LOS ANGELES (Reuters) - Actor Mel Gibson, breaking his silence on his controversial film depicting the last 12 hours in the life of Jesus Christ,
denied on Friday that his movie was anti-Semitic and insisted the film is "meant to inspire, not offend."
Gibson's comments were contained in a statement announcing that the Roman Catholic Church has agreed to help his production company, Icon, retrieve
copies of an early draft of the movie script that Icon says was obtained without permission by a "deep throat" working for an ad-hoc group of
Catholic and Jewish scholars.
Jewish leaders in particular have raised concerns that the movie, titled "The Passion," might portray Jews as collectively guilty for Christ's
Catholics have expressed worries that Gibson might use the film to challenge church teachings.
Their concerns were sparked by a New York Times Magazine article portraying Gibson as a traditionalist Catholic opposed to reforms of the Vatican II
Council of the 1960s, which among other things rejected the belief that Jews were collectively responsible for the death of Jesus.
Gibson previously has said little about his movie, which was shot in Italy and contains dialogue only in Latin and Aramaic with no English subtitles.
Gibson directed and co-wrote the film, which does not yet have a distributor.
In his first public comments about the film since the controversy began, Gibson said, "neither I nor my film are anti-Semitic ... Nor do I hate
anybody -- certainly not the Jews.

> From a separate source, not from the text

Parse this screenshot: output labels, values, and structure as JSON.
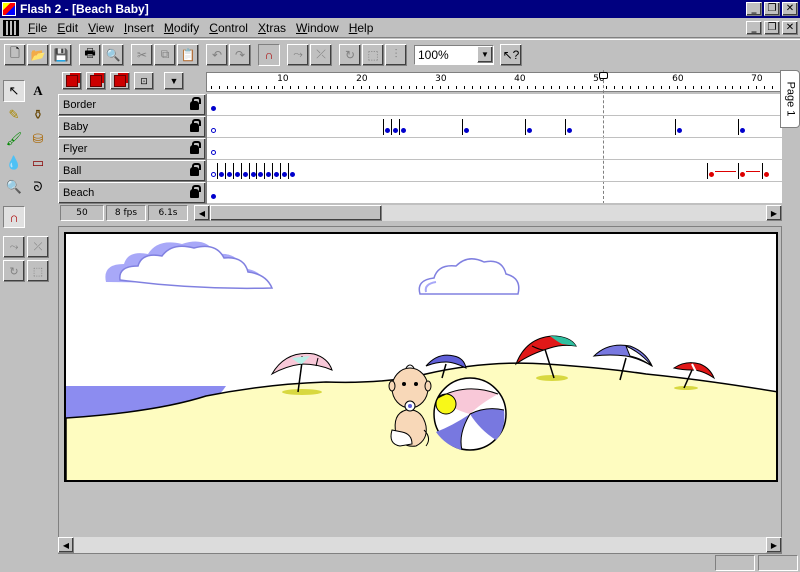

They are my friends and associates, both in my work and social life ... Anti-Semitism is not only contrary to my
personal beliefs, it is also contrary to the core message of my movie."
He added that the film is "meant to inspire, not offend. ... For those concerned about the content of this film, know that it conforms to the
narratives of Christ's passion and death found in the four Gospels of the New Testament."
The film's producer, Steve McEveety, said that while critics have a right to their opinion, "no one has a right to publicly critique a film that has
not even been completed, let alone base their critique on an outdated version of the script which has been illegally obtained."
Icon said it learned in late March that a draft of the script "was taken by an individual referred to as "our Deep Throat" and surreptitiously
circulated without permission to members of the interfaith scholars group.
The bishops conference has disavowed any involvement in obtaining the script or in preparing a confidential report on its review by the scholars
But Mark Chopko, general counsel for the U.S. Conference of Catholic Bishops issued a statement apologizing for "this situation" and advising the
scholars group that the draft screenplay is "not considered to be representative of the film and should not the be the subject of further public
A spokeswoman for the Anti-Defamation League acknowledged that its director of interfaith affairs, Rabbi Eugene Corn, was a member of the ad-hoc
group, but she denied knowing how the group obtained the script. She said ADL officials have asked Icon to review the film with them in advance.